Turkish President Recep Tayyip Erdogan asked the government to replace private security guards with police forces in the wake of two deadly shoot-outs in a week that sent shockwaves through the country, reports said on Friday.

Istanbul: Turkish President Recep Tayyip Erdogan asked the government to replace private security guards with police forces in the wake of two deadly shoot-outs in a week that sent shockwaves through the country, reports said on Friday.

Erdogan said that the ubiquitous use of private security firms to guard public buildings like courthouses but also hospitals and stadiums should be outlawed.

"I will suggest to my friends (the government) that they remove private security guards altogether (from public institutions)," Erdogan said.

"I believe it would be a historic decision," the Hurriyet daily quoted him as saying in a closed briefing on the presidential jet as he returned home from Romania.

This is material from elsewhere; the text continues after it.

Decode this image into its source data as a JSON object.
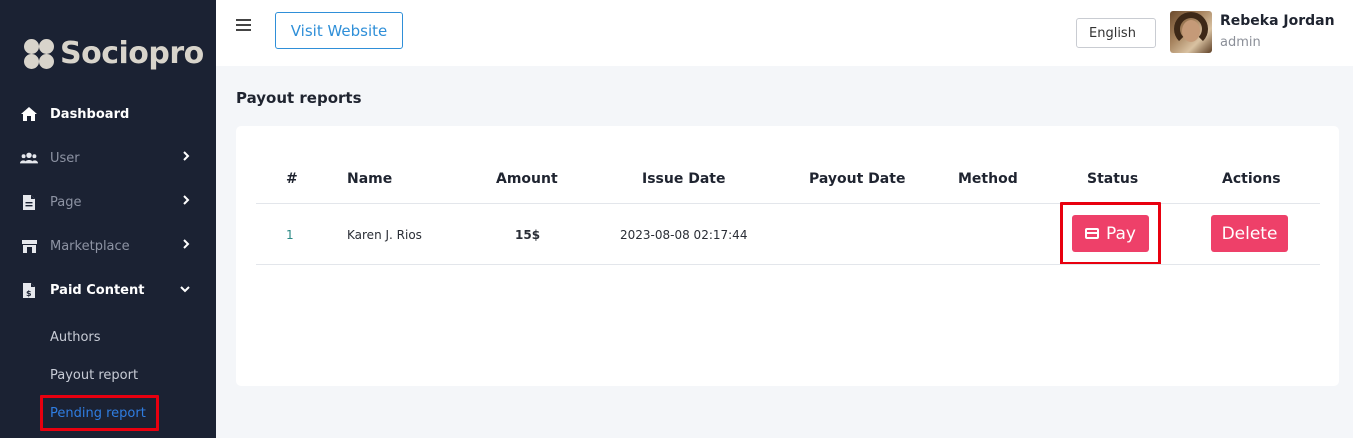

On Tuesday, two Revolutionary People's Liberation Party-Front (DHKP-C) militants took a prosecutor hostage at an Istanbul courthouse and held him for hours before all three were killed in a shootout with the police.

The two gunmen who took the prosecutor hostage had reportedly entered the giant Istanbul Caglayan Palace of Justice -- guarded by private security guards -- disguised as lawyers.

"Turkey has its own police department. It should set up protection teams for courts. Private security units should be abolished," Erdogan said.

"Not only courthouses, but stadiums and hospitals should be left to the police," he said. It was not clear if he was calling for a blanket ban on private security guards.

Security footage broadcast on Turkish television yesterday showed the two militants easily entering the courthouse and then moving to the prosecutor's office.

In further violence Wednesday, police in Istanbul killed an armed woman linked to the DHKP-C after she tried to storm the police headquarters in Istanbul

According to official statistics, Turkey has approximately 270,000 private security guards who are employed in the public and private sectors.

Erdogan's comments came amid growing accusations from opponents that the country is turning into a police state, after the Turkish parliament passed draconian legislation in March that boosts police powers.